That’s the great thing about this series, which has won the praise of critics: it is so unconventional. When the series first started, it had shades of The 4400 to it. But that was short-lived.
The creators explored and exploited an ambiguous narrative that left viewers both fascinated and confused.
The story was born after an event called “Sudden Departure”, during which 2% of the world’s population mysteriously disappeared. This also triggered the birth of a religious cult called the Guilty Remnant, which tore many families apart.
One of the affected families is the Garveys, with Kevin’s wife Laurie abandoning him and their teenage children. The Chief of Police finds himself emotionally conflicted as well as outraged.
Of course, over the seasons the characters and their worlds have evolved.
Now Garvey seems to be happy with Durst. Of course, that doesn’t mean the weirdness around them has abated. If anything, the writers have upped the ante.
Theroux revealed: “Even before I got to the end of the script, I knew he was going to be a little atheist about it. Because I don’t think those years (about which a book is being written) is a period of his life that he wants to revisit.
“In a weird way, he becomes fearless. He’s like, ‘alright, I’ll take a whack at this if you really want me to’. And it works.”

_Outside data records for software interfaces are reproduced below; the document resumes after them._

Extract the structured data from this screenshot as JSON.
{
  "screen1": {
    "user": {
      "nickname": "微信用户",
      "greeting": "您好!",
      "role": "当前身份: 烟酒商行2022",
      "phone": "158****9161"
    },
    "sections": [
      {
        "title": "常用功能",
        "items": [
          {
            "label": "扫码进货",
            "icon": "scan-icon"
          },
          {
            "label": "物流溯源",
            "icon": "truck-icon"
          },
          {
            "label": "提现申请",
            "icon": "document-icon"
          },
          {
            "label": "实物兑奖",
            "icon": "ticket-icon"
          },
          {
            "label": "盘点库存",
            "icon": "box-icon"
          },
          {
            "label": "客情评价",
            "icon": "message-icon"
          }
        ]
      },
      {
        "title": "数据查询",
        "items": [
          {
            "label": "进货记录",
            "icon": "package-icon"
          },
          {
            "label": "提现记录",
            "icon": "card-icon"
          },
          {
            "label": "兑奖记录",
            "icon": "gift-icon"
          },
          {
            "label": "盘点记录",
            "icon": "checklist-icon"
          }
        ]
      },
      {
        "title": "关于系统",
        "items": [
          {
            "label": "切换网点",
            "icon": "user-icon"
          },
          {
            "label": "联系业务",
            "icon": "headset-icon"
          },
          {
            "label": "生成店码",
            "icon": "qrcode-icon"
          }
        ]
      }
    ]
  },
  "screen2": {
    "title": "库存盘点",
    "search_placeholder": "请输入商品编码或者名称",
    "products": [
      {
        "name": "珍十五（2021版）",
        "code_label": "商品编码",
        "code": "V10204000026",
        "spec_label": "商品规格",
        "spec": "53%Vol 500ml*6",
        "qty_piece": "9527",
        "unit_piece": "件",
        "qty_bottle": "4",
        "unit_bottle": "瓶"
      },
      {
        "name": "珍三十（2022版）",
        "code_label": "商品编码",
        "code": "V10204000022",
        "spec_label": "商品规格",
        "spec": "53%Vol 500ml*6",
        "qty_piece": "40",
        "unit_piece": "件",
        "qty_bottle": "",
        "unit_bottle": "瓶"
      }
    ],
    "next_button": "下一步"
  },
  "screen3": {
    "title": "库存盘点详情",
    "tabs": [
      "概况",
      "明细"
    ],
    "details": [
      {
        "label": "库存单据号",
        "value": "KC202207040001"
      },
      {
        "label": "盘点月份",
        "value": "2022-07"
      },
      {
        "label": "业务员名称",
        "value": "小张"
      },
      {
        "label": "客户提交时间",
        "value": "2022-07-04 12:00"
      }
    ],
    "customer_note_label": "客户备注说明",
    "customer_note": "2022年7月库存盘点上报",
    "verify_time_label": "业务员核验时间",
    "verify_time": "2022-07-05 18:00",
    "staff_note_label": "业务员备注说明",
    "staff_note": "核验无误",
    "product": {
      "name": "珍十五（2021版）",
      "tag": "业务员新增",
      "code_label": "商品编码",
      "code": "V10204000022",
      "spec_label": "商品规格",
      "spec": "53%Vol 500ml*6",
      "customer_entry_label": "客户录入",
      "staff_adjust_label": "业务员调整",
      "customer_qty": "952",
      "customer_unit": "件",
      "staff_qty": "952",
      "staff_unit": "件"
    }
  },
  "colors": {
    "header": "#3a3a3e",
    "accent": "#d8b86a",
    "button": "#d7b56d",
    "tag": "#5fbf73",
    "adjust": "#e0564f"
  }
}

Expanding on his fear of being vulnerable, especially in his personal life, he said: “It goes back to the first season. He is terrible at being at home, even though that’s the thing he claims he wants – his family – but he is very good at being a cop. When it comes to being vulnerable in his home life, he’s not good at it.
“I think it is also about showing or receiving love. That’s where he’s at with Nora. They keep secrets from each other – all the time – and then when they blurt them out, they realise they already accepted that thing about each other.
“This season, when we pick them up three years later, they have become kind of roommate-y in a way, and that is, I think, why he is putting plastic bags on his head – he is trying to feel something again.”
Shedding light on Garvey’s relationship with his kids, Theroux said: “He has lost them once and doesn’t want to lose them again. He is just trying to get some semblance of a family back.”
On there being a lot of biblical detail in this season – the floods, the boat, The Book – he explained how that is juxtaposed with surrealism.
“It is a surreal show. We establish that early on, that anything is possible. Damon (Lindelof, the show’s co-creator) likes to play with meaning and what people gravitate towards when they put meaning on things.”
As for false prophets not just living in a creative space, which rings very true in a political context, he says, “Of course. The fact that we have the president of the US with his finger on the nuclear button, I was like: ‘Oh God’ But we were filming this during the primaries. We all thought, oh, it will probably be Jeb and Hillary. So it is incredibly prescient.”
The Leftovers 3 airs on M-Net (DStv channel 101) on Mondays at 10.30pm.